- [Problem to work on] Gather the lines below that include the string "minutes", copying each in full.
:: Input
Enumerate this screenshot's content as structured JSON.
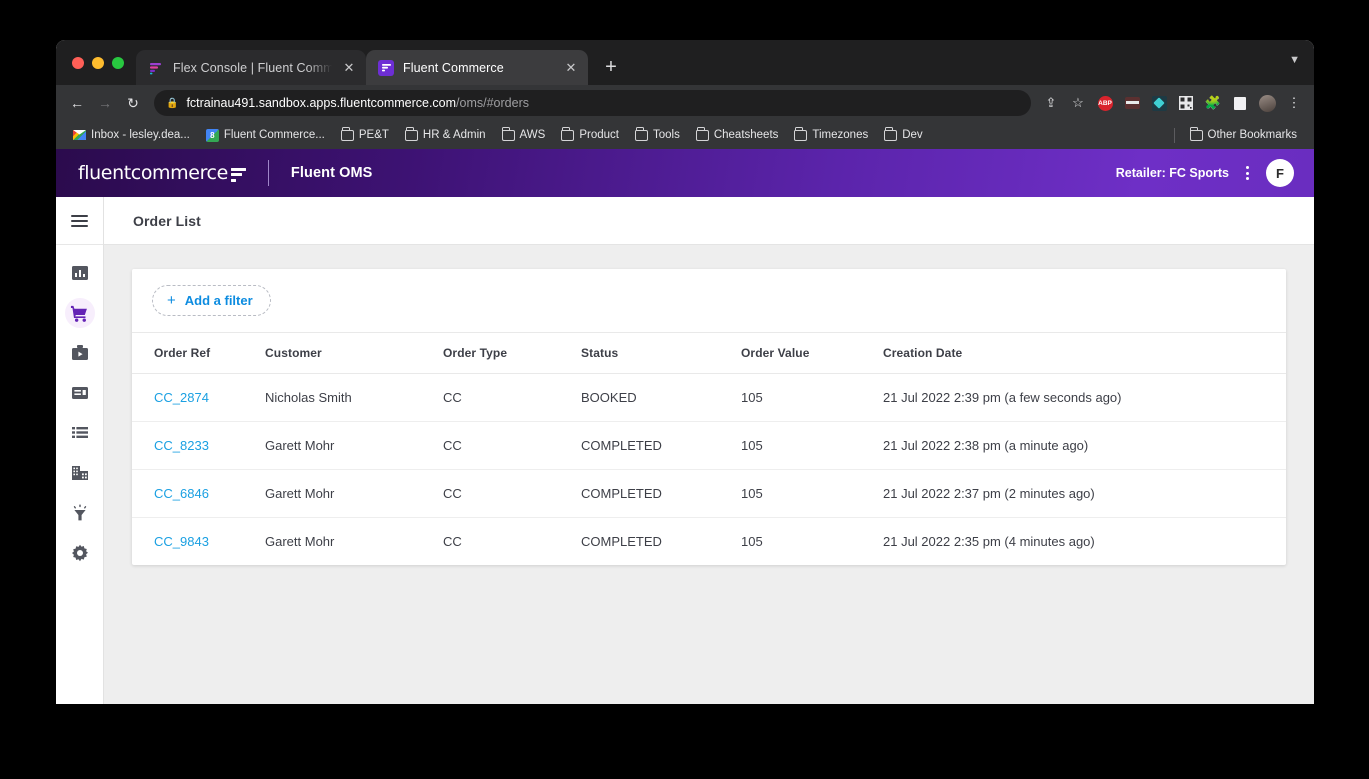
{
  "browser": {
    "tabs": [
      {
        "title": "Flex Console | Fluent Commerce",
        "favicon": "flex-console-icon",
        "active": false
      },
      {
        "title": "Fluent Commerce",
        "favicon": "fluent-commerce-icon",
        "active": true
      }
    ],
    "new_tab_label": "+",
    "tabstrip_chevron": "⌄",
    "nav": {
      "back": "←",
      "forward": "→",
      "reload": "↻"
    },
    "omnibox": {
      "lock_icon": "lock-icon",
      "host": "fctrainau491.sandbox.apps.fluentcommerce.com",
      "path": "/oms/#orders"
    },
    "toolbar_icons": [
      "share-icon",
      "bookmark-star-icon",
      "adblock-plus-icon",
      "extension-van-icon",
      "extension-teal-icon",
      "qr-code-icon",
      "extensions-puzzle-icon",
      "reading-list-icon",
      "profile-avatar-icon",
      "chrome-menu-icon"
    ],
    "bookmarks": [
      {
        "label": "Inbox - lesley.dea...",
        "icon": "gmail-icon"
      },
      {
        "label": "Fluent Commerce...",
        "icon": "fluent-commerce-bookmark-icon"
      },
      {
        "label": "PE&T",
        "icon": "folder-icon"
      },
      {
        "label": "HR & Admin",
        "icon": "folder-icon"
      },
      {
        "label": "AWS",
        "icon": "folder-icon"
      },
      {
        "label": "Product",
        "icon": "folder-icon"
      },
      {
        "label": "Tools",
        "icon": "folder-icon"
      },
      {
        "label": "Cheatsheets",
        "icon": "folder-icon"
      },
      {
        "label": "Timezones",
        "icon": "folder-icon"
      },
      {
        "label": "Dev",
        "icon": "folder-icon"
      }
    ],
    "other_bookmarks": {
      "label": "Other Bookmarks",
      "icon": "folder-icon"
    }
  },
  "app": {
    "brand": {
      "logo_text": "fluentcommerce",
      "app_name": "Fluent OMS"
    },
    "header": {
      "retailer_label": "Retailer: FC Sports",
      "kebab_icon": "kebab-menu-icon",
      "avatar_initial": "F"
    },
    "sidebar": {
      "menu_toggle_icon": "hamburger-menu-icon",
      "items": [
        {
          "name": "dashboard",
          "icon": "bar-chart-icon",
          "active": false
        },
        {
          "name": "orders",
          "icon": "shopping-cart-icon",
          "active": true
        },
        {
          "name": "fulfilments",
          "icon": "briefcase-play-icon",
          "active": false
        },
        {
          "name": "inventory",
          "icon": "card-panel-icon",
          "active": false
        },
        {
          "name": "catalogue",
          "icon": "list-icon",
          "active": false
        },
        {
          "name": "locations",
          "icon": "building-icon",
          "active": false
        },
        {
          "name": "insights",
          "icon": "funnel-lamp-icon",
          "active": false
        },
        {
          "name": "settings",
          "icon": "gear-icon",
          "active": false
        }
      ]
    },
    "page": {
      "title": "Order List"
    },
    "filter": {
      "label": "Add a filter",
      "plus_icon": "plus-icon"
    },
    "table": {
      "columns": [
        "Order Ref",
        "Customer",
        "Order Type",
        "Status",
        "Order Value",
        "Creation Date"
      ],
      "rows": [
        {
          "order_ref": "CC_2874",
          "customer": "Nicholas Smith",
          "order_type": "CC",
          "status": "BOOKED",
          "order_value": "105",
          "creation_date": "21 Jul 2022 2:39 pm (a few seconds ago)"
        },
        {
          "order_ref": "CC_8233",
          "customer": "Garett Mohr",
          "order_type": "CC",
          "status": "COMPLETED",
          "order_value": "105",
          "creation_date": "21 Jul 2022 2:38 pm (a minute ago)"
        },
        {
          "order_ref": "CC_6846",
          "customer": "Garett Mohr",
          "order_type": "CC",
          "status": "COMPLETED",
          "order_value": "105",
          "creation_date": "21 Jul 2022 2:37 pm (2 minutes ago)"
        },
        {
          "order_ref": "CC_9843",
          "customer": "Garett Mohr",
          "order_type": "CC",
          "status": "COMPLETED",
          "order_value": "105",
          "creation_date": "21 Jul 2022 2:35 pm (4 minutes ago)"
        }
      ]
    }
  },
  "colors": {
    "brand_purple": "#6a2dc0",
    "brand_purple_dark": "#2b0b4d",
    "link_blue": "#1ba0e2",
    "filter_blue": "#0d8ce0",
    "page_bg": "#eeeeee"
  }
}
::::
- [Result of the task]
          "creation_date": "21 Jul 2022 2:37 pm (2 minutes ago)"
          "creation_date": "21 Jul 2022 2:35 pm (4 minutes ago)"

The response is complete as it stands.